  • There are three manuscripts with the Call No. Ms.A.9.2 v.25, p.40. The first is letter by Richard Davis Webb to [Anne Warren Weston], dated Nov. 1, 1850. In comparing himself with Mr. John Bishop Estlin, Richard Davis Webb says that he never had college training and was brought up a Quaker. Webb wants to know how George Thompson will get on in America and is eager for an account of the meeting in Faneuil Hall patronized by Edmund Quincy's father. The anti-slavery fair contributions from Dublin will go in the box from Cork. If Mrs. Maria Weston Chapman could spend the next winter in England, there would be some chance of her exerting influence valuable to the cause. Webb read in the "British Friend" of the "rascally way the Quakers in Philadelphia behaved to two very orthodox brethren from London" who tried to hold a meeting to interest Friends in the emancipated West Indian slaves. Richard Davis Webb's sister, Debora Thompson, with her husband and six children may be in or near Boston. Mr. Thompson having failed in business, has migrated the family to America
  • There is another letter by Richard Davis Webb to Anne Warren Weston, [1850]. Richard D. Webb has received a letter from Caroline Weston, who wants him to tell Anne Warren Weston about the "explosion of zeal on the part of certain Glasgow ladies." Webb remarks that "such women as those of Glasgow are not to be reached by reason." He believes that the Rev. Mr. Pennington was at the bottom of the plan to divert money from the fair to the N.Y. Committee of Vigilance. Eliza Wigham fears that as a result of the circulation of the (Glasgow) letter, the Edinburgh Aid Society may send nothing to the bazaar this year. Webb comments on Scotch bigotry. The Estlins have gone to Switzerland with the Anne Warren Weston's "faction." Webb wishes he could join them. He was asked to write for the Liberty Bell. Webb praises his sister-in-law Mrs. Maria Waring and his wife Hannah Webb
  • Also with the Call No. Ms.A.9.2 v.25, p.40, are two unrelated items consisting of lists of contributors from the British Isles to the Boston Anti-Slavery Bazaar, in [1850]. In one list, the names are arranged by cities. The second list includes the names of people in both the United Kingdom and America. The author and recipient are unknown
Extent
  • 1 online resource (1 leaf (4 pages))
  • 1 leaf (2 p.) ;
  • 2 leaves (8 p.) ;
Form of item
online
Specific material designation
remote
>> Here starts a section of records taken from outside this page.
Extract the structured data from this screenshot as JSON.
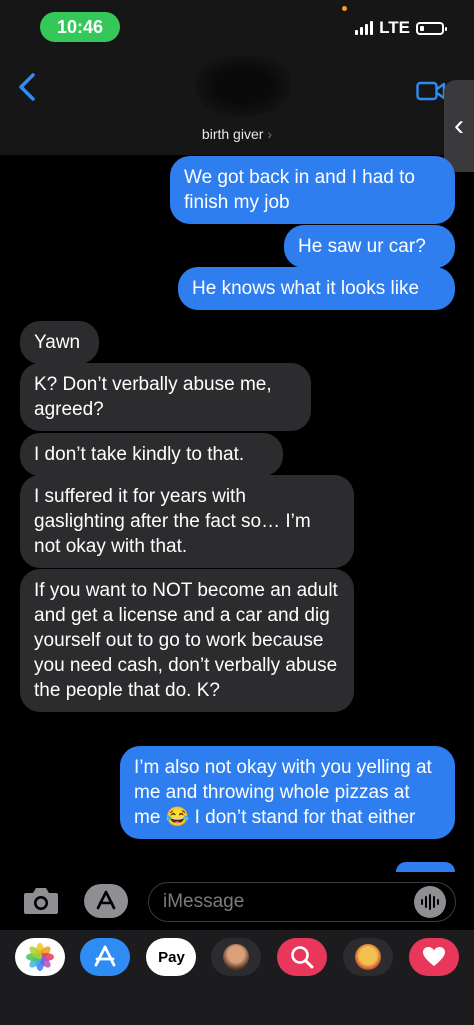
{
  "status": {
    "time": "10:46",
    "network": "LTE"
  },
  "header": {
    "contact_name": "birth giver",
    "chevron": "›"
  },
  "side_handle": "‹",
  "messages": [
    {
      "from": "me",
      "text": "We got back in and I had to finish my job"
    },
    {
      "from": "me",
      "text": "He saw ur car?"
    },
    {
      "from": "me",
      "text": "He knows what it looks like"
    },
    {
      "from": "them",
      "text": "Yawn"
    },
    {
      "from": "them",
      "text": "K? Don’t verbally abuse me, agreed?"
    },
    {
      "from": "them",
      "text": "I don’t take kindly to that."
    },
    {
      "from": "them",
      "text": "I suffered it for years with gaslighting after the fact so… I’m not okay with that."
    },
    {
      "from": "them",
      "text": "If you want to NOT become an adult and get a license and a car and dig yourself out to go to work because you need cash, don’t verbally abuse the people that do. K?"
    },
    {
      "from": "me",
      "text": "I’m also not okay with you yelling at me and throwing whole pizzas at me 😂 I don’t stand for that either"
    }
  ],
  "input": {
    "placeholder": "iMessage"
  },
  "apps": [
    {
      "name": "photos-app-icon"
    },
    {
      "name": "app-store-icon",
      "glyph": "A"
    },
    {
      "name": "apple-pay-icon",
      "label": "Pay"
    },
    {
      "name": "memoji-icon"
    },
    {
      "name": "image-search-icon"
    },
    {
      "name": "memoji-stickers-icon"
    },
    {
      "name": "digital-touch-icon"
    }
  ],
  "colors": {
    "sent_bubble": "#2f7ef0",
    "received_bubble": "#2c2c2e",
    "accent": "#2f8cf5",
    "status_pill": "#35c759"
  }
}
Library Locations

  • Internet ArchiveBorrow it
    300 Funston Ave, San Francisco, CA, 94118, US
    37.7823215 -122.4716373

Library Links

Processing Feedback ...